# TASK BRIEF
Where does the string "JSON" occur in the records below? Copy every line that holds it.

# Dataset rows for apps and sites
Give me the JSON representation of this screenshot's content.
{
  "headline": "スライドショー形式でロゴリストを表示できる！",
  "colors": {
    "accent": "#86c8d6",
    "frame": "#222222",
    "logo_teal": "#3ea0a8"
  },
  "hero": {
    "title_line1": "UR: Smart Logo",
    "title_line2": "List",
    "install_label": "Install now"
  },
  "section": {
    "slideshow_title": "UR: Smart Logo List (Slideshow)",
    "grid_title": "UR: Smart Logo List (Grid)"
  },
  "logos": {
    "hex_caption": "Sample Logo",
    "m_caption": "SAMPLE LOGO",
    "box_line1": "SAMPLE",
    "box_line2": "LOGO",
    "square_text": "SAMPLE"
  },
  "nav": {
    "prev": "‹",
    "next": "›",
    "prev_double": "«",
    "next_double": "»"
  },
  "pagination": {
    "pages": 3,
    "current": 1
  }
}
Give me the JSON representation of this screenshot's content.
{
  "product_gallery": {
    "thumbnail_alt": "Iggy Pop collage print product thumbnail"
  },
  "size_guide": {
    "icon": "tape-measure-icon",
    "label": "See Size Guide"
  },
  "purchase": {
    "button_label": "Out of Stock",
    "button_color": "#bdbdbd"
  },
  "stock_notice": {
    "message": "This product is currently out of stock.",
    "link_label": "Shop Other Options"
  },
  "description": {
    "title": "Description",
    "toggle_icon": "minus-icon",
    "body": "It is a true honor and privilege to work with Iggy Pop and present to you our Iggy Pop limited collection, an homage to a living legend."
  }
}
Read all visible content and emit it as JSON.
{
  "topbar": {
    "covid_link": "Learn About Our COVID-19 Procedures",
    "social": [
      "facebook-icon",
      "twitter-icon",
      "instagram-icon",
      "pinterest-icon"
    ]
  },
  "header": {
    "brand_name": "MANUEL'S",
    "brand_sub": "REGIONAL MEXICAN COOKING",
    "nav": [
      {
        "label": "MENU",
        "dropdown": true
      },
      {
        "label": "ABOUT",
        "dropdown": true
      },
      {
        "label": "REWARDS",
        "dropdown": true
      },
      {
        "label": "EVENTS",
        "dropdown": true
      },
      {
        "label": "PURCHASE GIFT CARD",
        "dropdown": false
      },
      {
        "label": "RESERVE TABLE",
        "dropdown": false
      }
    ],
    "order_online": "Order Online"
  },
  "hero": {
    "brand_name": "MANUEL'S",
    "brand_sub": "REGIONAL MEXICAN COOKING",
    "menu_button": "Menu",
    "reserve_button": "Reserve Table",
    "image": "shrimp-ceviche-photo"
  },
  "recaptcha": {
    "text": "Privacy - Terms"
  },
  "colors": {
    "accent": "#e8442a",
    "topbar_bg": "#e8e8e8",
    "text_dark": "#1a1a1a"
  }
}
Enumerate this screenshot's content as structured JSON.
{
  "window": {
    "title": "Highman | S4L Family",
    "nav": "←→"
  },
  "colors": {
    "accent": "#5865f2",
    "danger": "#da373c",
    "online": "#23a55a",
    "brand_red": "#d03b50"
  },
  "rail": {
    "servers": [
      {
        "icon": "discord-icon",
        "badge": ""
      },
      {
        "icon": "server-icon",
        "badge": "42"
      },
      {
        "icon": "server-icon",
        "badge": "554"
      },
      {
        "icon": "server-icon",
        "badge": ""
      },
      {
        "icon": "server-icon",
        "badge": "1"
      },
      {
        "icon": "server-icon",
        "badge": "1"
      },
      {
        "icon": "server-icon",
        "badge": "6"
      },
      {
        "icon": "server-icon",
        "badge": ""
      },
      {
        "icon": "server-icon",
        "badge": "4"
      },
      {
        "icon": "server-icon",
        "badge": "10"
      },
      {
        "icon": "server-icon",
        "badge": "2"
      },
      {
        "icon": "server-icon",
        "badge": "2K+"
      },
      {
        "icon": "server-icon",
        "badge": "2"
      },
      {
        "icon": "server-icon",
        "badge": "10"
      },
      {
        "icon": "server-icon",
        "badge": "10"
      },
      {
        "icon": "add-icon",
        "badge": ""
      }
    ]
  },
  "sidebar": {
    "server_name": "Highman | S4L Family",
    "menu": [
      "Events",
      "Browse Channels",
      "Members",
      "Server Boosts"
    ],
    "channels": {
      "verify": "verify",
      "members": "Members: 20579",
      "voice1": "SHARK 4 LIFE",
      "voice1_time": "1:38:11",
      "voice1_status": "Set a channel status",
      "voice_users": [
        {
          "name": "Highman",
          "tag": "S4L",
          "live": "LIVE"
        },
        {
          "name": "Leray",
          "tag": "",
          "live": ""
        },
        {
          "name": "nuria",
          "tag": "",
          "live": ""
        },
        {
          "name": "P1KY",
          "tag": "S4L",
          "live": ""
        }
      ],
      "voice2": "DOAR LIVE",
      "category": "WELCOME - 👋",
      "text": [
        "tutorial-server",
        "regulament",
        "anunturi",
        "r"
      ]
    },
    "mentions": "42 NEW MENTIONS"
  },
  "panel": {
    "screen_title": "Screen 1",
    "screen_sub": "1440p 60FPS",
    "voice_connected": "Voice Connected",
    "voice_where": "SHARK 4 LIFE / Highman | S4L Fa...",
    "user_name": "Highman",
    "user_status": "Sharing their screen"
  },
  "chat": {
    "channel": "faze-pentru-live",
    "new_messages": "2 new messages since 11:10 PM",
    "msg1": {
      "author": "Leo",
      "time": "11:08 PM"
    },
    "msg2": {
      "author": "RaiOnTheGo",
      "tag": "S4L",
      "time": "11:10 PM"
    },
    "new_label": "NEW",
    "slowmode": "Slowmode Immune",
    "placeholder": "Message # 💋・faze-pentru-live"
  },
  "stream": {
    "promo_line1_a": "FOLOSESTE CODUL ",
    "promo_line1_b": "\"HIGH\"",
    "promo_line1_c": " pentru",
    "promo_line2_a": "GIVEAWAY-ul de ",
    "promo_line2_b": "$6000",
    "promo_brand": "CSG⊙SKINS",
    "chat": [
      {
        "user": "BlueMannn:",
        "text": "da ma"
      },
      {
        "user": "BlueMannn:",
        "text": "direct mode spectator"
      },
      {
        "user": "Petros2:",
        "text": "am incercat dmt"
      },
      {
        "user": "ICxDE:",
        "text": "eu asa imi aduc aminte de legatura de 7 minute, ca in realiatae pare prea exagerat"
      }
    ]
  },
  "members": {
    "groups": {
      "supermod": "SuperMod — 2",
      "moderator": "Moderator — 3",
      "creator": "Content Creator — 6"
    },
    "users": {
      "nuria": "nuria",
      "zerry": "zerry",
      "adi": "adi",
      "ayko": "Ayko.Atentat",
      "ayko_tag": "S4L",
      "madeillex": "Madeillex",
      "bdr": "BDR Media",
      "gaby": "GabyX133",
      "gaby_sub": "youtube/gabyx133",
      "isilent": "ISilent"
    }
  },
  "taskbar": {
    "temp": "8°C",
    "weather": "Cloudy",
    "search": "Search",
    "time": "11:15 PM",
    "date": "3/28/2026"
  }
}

# TASK RESPONSE
Give me the JSON representation of this screenshot's content.
Give me the JSON representation of this screenshot's content.
Read all visible content and emit it as JSON.
Enumerate this screenshot's content as structured JSON.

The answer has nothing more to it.